- TASK TO COMPLETE
Repeat the listing below in full, exactly.

= = = =

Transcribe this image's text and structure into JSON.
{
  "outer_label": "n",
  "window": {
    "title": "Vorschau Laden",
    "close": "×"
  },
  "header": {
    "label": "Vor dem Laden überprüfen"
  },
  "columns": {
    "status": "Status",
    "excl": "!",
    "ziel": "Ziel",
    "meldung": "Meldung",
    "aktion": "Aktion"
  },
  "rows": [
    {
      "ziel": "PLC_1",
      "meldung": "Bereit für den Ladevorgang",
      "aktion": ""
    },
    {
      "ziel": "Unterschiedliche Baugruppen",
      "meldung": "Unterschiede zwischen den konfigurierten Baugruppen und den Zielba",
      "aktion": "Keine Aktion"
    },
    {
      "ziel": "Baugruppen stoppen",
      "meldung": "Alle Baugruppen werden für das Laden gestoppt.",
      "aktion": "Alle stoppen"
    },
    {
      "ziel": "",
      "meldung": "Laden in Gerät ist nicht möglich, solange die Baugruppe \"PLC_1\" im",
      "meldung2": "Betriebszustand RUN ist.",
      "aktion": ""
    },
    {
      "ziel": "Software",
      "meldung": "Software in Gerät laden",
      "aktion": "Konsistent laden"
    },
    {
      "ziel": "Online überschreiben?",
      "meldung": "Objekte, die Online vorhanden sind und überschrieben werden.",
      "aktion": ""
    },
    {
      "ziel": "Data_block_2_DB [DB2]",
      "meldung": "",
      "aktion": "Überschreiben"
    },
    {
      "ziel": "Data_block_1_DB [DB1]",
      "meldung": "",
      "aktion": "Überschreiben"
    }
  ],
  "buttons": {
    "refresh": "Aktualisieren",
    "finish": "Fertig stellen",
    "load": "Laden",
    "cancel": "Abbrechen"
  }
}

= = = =

- ANSWER TO THIS PROBLEM
Transcribe this image's text and structure into JSON.
{
  "outer_label": "n",
  "window": {
    "title": "Vorschau Laden",
    "close": "×"
  },
  "header": {
    "label": "Vor dem Laden überprüfen"
  },
  "columns": {
    "status": "Status",
    "excl": "!",
    "ziel": "Ziel",
    "meldung": "Meldung",
    "aktion": "Aktion"
  },
  "rows": [
    {
      "ziel": "PLC_1",
      "meldung": "Bereit für den Ladevorgang",
      "aktion": ""
    },
    {
      "ziel": "Unterschiedliche Baugruppen",
      "meldung": "Unterschiede zwischen den konfigurierten Baugruppen und den Zielba",
      "aktion": "Keine Aktion"
    },
    {
      "ziel": "Baugruppen stoppen",
      "meldung": "Alle Baugruppen werden für das Laden gestoppt.",
      "aktion": "Alle stoppen"
    },
    {
      "ziel": "",
      "meldung": "Laden in Gerät ist nicht möglich, solange die Baugruppe \"PLC_1\" im",
      "meldung2": "Betriebszustand RUN ist.",
      "aktion": ""
    },
    {
      "ziel": "Software",
      "meldung": "Software in Gerät laden",
      "aktion": "Konsistent laden"
    },
    {
      "ziel": "Online überschreiben?",
      "meldung": "Objekte, die Online vorhanden sind und überschrieben werden.",
      "aktion": ""
    },
    {
      "ziel": "Data_block_2_DB [DB2]",
      "meldung": "",
      "aktion": "Überschreiben"
    },
    {
      "ziel": "Data_block_1_DB [DB1]",
      "meldung": "",
      "aktion": "Überschreiben"
    }
  ],
  "buttons": {
    "refresh": "Aktualisieren",
    "finish": "Fertig stellen",
    "load": "Laden",
    "cancel": "Abbrechen"
  }
}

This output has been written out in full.